__WORK REQUIRED__:
The records need to be set down again exactly as they appear.

Entries from a dataset of interfaces:
▼

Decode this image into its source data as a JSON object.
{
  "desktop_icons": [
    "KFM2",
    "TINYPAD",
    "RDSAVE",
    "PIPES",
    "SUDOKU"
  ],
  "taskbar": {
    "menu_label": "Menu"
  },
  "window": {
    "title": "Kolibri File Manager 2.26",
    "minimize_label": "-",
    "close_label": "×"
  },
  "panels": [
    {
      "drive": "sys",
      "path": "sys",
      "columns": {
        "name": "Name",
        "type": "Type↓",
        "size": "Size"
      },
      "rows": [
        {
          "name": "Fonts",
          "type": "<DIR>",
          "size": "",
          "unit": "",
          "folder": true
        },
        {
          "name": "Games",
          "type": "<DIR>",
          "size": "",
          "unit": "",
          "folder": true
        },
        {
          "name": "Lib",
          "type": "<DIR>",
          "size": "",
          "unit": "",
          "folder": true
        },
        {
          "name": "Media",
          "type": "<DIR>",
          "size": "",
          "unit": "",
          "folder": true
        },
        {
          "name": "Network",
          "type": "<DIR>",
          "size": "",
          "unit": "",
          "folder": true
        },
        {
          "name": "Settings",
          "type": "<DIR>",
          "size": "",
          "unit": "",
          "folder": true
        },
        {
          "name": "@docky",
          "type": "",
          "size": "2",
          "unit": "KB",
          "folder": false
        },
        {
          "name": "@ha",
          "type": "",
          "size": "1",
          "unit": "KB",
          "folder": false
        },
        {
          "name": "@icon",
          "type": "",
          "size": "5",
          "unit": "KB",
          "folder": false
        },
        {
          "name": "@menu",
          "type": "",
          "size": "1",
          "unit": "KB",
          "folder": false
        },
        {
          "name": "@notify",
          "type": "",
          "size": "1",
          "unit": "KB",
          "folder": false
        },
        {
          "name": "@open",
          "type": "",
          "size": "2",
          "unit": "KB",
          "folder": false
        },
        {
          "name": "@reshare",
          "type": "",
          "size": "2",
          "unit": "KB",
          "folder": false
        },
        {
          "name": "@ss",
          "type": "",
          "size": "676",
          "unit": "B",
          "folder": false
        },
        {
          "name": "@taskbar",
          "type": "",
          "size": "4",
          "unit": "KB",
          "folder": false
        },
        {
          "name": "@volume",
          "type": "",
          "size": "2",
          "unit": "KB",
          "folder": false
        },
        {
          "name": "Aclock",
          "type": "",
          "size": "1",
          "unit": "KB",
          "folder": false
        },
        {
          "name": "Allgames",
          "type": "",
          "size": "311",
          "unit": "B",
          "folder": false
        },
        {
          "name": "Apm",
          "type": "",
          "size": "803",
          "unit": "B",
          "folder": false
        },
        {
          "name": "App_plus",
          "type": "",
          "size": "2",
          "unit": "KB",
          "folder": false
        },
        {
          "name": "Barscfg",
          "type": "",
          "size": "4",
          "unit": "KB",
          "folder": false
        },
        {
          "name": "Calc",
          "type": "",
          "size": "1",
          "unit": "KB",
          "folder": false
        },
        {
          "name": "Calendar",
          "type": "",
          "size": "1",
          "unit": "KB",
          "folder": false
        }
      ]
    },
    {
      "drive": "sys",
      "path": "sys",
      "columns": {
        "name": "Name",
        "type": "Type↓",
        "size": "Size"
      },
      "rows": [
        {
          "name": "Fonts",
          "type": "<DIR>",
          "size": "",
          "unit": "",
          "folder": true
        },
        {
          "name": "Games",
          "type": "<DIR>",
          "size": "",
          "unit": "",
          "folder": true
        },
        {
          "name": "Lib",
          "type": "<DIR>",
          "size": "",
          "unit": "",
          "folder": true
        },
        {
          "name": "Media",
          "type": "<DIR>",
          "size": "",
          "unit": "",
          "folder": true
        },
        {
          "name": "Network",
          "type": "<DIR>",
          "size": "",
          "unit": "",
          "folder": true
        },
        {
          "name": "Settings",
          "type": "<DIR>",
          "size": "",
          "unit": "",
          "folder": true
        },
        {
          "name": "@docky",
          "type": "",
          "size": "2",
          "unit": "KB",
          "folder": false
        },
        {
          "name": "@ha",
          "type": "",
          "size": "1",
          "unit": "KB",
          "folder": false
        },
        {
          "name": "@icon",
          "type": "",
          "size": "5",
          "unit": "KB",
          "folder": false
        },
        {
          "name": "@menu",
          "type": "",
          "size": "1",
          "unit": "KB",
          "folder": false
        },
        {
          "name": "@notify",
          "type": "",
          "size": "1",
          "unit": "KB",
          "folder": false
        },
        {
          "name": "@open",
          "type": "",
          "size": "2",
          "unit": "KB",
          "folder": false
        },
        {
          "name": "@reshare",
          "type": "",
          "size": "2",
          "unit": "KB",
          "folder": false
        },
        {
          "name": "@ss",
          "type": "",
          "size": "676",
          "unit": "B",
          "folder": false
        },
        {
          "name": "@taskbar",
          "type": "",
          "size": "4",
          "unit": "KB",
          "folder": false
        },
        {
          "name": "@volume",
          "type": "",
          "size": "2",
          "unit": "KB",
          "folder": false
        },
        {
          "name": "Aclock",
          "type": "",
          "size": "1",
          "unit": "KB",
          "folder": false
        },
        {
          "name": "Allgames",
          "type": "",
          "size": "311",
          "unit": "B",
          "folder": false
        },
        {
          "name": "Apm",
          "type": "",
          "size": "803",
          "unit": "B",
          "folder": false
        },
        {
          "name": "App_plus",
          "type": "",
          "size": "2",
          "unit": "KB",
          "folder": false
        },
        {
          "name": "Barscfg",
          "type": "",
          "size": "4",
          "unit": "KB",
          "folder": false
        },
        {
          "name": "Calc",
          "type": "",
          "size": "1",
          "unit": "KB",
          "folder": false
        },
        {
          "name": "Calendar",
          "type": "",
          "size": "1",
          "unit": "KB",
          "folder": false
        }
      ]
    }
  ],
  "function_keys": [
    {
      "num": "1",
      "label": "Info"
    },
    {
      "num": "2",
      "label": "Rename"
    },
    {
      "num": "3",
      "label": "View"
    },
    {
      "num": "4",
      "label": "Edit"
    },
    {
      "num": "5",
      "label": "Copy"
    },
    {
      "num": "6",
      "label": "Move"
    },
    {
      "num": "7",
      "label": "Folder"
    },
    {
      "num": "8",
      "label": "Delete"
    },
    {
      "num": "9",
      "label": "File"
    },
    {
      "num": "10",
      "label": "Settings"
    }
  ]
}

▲

__TASK SOLUTION__:
Decode this image into its source data as a JSON object.
{
  "desktop_icons": [
    "KFM2",
    "TINYPAD",
    "RDSAVE",
    "PIPES",
    "SUDOKU"
  ],
  "taskbar": {
    "menu_label": "Menu"
  },
  "window": {
    "title": "Kolibri File Manager 2.26",
    "minimize_label": "-",
    "close_label": "×"
  },
  "panels": [
    {
      "drive": "sys",
      "path": "sys",
      "columns": {
        "name": "Name",
        "type": "Type↓",
        "size": "Size"
      },
      "rows": [
        {
          "name": "Fonts",
          "type": "<DIR>",
          "size": "",
          "unit": "",
          "folder": true
        },
        {
          "name": "Games",
          "type": "<DIR>",
          "size": "",
          "unit": "",
          "folder": true
        },
        {
          "name": "Lib",
          "type": "<DIR>",
          "size": "",
          "unit": "",
          "folder": true
        },
        {
          "name": "Media",
          "type": "<DIR>",
          "size": "",
          "unit": "",
          "folder": true
        },
        {
          "name": "Network",
          "type": "<DIR>",
          "size": "",
          "unit": "",
          "folder": true
        },
        {
          "name": "Settings",
          "type": "<DIR>",
          "size": "",
          "unit": "",
          "folder": true
        },
        {
          "name": "@docky",
          "type": "",
          "size": "2",
          "unit": "KB",
          "folder": false
        },
        {
          "name": "@ha",
          "type": "",
          "size": "1",
          "unit": "KB",
          "folder": false
        },
        {
          "name": "@icon",
          "type": "",
          "size": "5",
          "unit": "KB",
          "folder": false
        },
        {
          "name": "@menu",
          "type": "",
          "size": "1",
          "unit": "KB",
          "folder": false
        },
        {
          "name": "@notify",
          "type": "",
          "size": "1",
          "unit": "KB",
          "folder": false
        },
        {
          "name": "@open",
          "type": "",
          "size": "2",
          "unit": "KB",
          "folder": false
        },
        {
          "name": "@reshare",
          "type": "",
          "size": "2",
          "unit": "KB",
          "folder": false
        },
        {
          "name": "@ss",
          "type": "",
          "size": "676",
          "unit": "B",
          "folder": false
        },
        {
          "name": "@taskbar",
          "type": "",
          "size": "4",
          "unit": "KB",
          "folder": false
        },
        {
          "name": "@volume",
          "type": "",
          "size": "2",
          "unit": "KB",
          "folder": false
        },
        {
          "name": "Aclock",
          "type": "",
          "size": "1",
          "unit": "KB",
          "folder": false
        },
        {
          "name": "Allgames",
          "type": "",
          "size": "311",
          "unit": "B",
          "folder": false
        },
        {
          "name": "Apm",
          "type": "",
          "size": "803",
          "unit": "B",
          "folder": false
        },
        {
          "name": "App_plus",
          "type": "",
          "size": "2",
          "unit": "KB",
          "folder": false
        },
        {
          "name": "Barscfg",
          "type": "",
          "size": "4",
          "unit": "KB",
          "folder": false
        },
        {
          "name": "Calc",
          "type": "",
          "size": "1",
          "unit": "KB",
          "folder": false
        },
        {
          "name": "Calendar",
          "type": "",
          "size": "1",
          "unit": "KB",
          "folder": false
        }
      ]
    },
    {
      "drive": "sys",
      "path": "sys",
      "columns": {
        "name": "Name",
        "type": "Type↓",
        "size": "Size"
      },
      "rows": [
        {
          "name": "Fonts",
          "type": "<DIR>",
          "size": "",
          "unit": "",
          "folder": true
        },
        {
          "name": "Games",
          "type": "<DIR>",
          "size": "",
          "unit": "",
          "folder": true
        },
        {
          "name": "Lib",
          "type": "<DIR>",
          "size": "",
          "unit": "",
          "folder": true
        },
        {
          "name": "Media",
          "type": "<DIR>",
          "size": "",
          "unit": "",
          "folder": true
        },
        {
          "name": "Network",
          "type": "<DIR>",
          "size": "",
          "unit": "",
          "folder": true
        },
        {
          "name": "Settings",
          "type": "<DIR>",
          "size": "",
          "unit": "",
          "folder": true
        },
        {
          "name": "@docky",
          "type": "",
          "size": "2",
          "unit": "KB",
          "folder": false
        },
        {
          "name": "@ha",
          "type": "",
          "size": "1",
          "unit": "KB",
          "folder": false
        },
        {
          "name": "@icon",
          "type": "",
          "size": "5",
          "unit": "KB",
          "folder": false
        },
        {
          "name": "@menu",
          "type": "",
          "size": "1",
          "unit": "KB",
          "folder": false
        },
        {
          "name": "@notify",
          "type": "",
          "size": "1",
          "unit": "KB",
          "folder": false
        },
        {
          "name": "@open",
          "type": "",
          "size": "2",
          "unit": "KB",
          "folder": false
        },
        {
          "name": "@reshare",
          "type": "",
          "size": "2",
          "unit": "KB",
          "folder": false
        },
        {
          "name": "@ss",
          "type": "",
          "size": "676",
          "unit": "B",
          "folder": false
        },
        {
          "name": "@taskbar",
          "type": "",
          "size": "4",
          "unit": "KB",
          "folder": false
        },
        {
          "name": "@volume",
          "type": "",
          "size": "2",
          "unit": "KB",
          "folder": false
        },
        {
          "name": "Aclock",
          "type": "",
          "size": "1",
          "unit": "KB",
          "folder": false
        },
        {
          "name": "Allgames",
          "type": "",
          "size": "311",
          "unit": "B",
          "folder": false
        },
        {
          "name": "Apm",
          "type": "",
          "size": "803",
          "unit": "B",
          "folder": false
        },
        {
          "name": "App_plus",
          "type": "",
          "size": "2",
          "unit": "KB",
          "folder": false
        },
        {
          "name": "Barscfg",
          "type": "",
          "size": "4",
          "unit": "KB",
          "folder": false
        },
        {
          "name": "Calc",
          "type": "",
          "size": "1",
          "unit": "KB",
          "folder": false
        },
        {
          "name": "Calendar",
          "type": "",
          "size": "1",
          "unit": "KB",
          "folder": false
        }
      ]
    }
  ],
  "function_keys": [
    {
      "num": "1",
      "label": "Info"
    },
    {
      "num": "2",
      "label": "Rename"
    },
    {
      "num": "3",
      "label": "View"
    },
    {
      "num": "4",
      "label": "Edit"
    },
    {
      "num": "5",
      "label": "Copy"
    },
    {
      "num": "6",
      "label": "Move"
    },
    {
      "num": "7",
      "label": "Folder"
    },
    {
      "num": "8",
      "label": "Delete"
    },
    {
      "num": "9",
      "label": "File"
    },
    {
      "num": "10",
      "label": "Settings"
    }
  ]
}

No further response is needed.